Zeller and Janak said the airport concerns were likely to be cleared up by another discussion at the next airport commissioners meeting.
Zeller said he thought the concerns would boil down to a difference of opinion about what airport money was spent where, “rather than any concern about not following the bid law or anything like that.”
Airport commissioners had strong words at their June 27 meeting about the repairs done at the officers’ club, an event venue at 333 Bachelor Drive. Llerena said the building was not part of the airport operations, yet about $400,000 of airport insurance money was spent redoing it, according to an expenditure summary created by Hamman.
However, in Friday’s interview, Zeller said the club was owned by the airport and any insurance money was used correctly. He characterized all of the issues raised as a misunderstanding that could be cleared up once when those involved in the project met with airport commissioners. He said he found it “very curious” airport commissioners had not contacted him with concerns.
“I think it would be quite premature to think that there’s a big – well, I think most of those concerns can be asked if the right folks are there,” Zeller said. “Clearly, those in the know were not there.”
Airport commissioner Patillo said during the meeting that it was his understanding the officers’ club was a county operation rather than an airport expenditure, believing the club was “a legacy issue” for the county.
“We’ve spent $400,000 on a $50,000 building, and that’s coming out of the insurance proceeds that should go to the airport,” Patillo said. “Am I reading that wrong?”
“No,” Llerena said.
Soon after Harvey struck Aug. 25, 2017, Llerena said, he and airport commissioner Trey Ruschhaupt met with Hamman, Zeller and Dean. In that meeting, he said, he and Ruschhaupt “were adamant of whether the officers’ club needed to go or stay.”
“If any of us knew it would be $400,000, do you think anybody on this commission would’ve voted for it to stay?” Patillo asked.
“Probably not,” Llerena replied.
Ruschhaupt added: “I told the judge that we didn’t feel like it was economically feasible to put any money into that building in the condition it was in, even before Harvey, and he said the county was going to take care of that.”
Burns said airport commissioners had directly recommended the officers’ club not be renovated.
Zeller said the commissioners court wanted to save the officers’ club because of its historic nature despite the airport management’s objections to investing in it. Before Harvey, he said, the court already had planned to invest about $150,000 into it.
“It was worth putting money in, and that’s what we did, and I’m very pleased with that decision,” Zeller said.
Llerena said the airport has received, at the most, about $4,000 annually from rental use of the officers’ club. “Even if we get $10,000 a year, it takes us years and years and years to recover $400,000 at this point,” he said.
“We’re trying to see how we can recover that investment over time because you don’t want to have an airport that is just in the red for the rest of its years here,” he continued.
With the insurance money, Virtus demolished nine structures, which included storage buildings and an airplane hangar, according to the expenditure summary.
“What I’m still trying to get to is the decision-making process to spend $400,000 on a building that probably should’ve been the 10th” to be demolished, Patillo said.

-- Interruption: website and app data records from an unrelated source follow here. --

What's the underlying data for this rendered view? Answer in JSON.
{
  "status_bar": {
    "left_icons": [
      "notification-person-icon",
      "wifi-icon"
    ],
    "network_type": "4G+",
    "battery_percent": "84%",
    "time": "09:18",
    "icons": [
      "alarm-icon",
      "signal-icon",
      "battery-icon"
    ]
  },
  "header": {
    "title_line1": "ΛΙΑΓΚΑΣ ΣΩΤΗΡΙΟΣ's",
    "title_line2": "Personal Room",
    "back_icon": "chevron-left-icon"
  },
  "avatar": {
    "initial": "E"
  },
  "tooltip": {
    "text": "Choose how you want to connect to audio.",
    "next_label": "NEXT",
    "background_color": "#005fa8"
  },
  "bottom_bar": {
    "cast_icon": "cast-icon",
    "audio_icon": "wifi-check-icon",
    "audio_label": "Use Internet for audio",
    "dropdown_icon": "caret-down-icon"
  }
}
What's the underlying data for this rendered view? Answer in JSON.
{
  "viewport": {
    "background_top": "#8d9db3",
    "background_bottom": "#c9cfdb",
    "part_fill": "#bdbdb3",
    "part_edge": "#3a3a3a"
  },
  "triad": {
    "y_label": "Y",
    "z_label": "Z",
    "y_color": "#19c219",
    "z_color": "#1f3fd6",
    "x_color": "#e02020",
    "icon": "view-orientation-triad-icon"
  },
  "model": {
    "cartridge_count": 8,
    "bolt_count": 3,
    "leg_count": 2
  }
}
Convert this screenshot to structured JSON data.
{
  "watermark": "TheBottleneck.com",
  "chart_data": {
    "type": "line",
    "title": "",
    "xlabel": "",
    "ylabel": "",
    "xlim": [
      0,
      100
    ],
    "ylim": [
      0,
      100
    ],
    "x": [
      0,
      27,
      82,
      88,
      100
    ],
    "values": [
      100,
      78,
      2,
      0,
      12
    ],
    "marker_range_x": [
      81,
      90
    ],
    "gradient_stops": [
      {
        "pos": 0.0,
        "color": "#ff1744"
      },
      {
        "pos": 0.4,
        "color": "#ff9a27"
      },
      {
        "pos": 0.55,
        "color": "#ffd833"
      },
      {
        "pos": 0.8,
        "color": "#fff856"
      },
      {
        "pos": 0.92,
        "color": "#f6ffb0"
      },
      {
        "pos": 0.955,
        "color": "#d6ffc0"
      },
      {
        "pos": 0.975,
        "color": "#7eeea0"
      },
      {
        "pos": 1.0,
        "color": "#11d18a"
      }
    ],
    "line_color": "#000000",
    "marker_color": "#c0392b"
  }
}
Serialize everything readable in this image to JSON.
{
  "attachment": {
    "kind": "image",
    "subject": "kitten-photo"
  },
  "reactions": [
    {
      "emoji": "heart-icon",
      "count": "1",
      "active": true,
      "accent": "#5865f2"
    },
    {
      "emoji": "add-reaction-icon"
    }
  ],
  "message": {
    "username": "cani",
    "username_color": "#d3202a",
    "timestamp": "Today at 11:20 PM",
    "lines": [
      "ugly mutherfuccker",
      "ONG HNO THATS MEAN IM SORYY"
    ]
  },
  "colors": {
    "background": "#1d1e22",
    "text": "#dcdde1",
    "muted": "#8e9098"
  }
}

“Let me cut to the chase right here,” Ruschhaupt said. “We were told basically to stay out of it.”
Burns asked whether the Federal Aviation Administration would review what happened and said he thought the agency would “insist that all the insurance money from the airport property goes back to airport property.”
“The FAA is going to look at it and probably have the same questions that we’re having,” Llerena said. He said the FAA is scheduled to perform an audit at the airport July 16-18, an audit that was scheduled after he took over as the airport’s director in April 2017.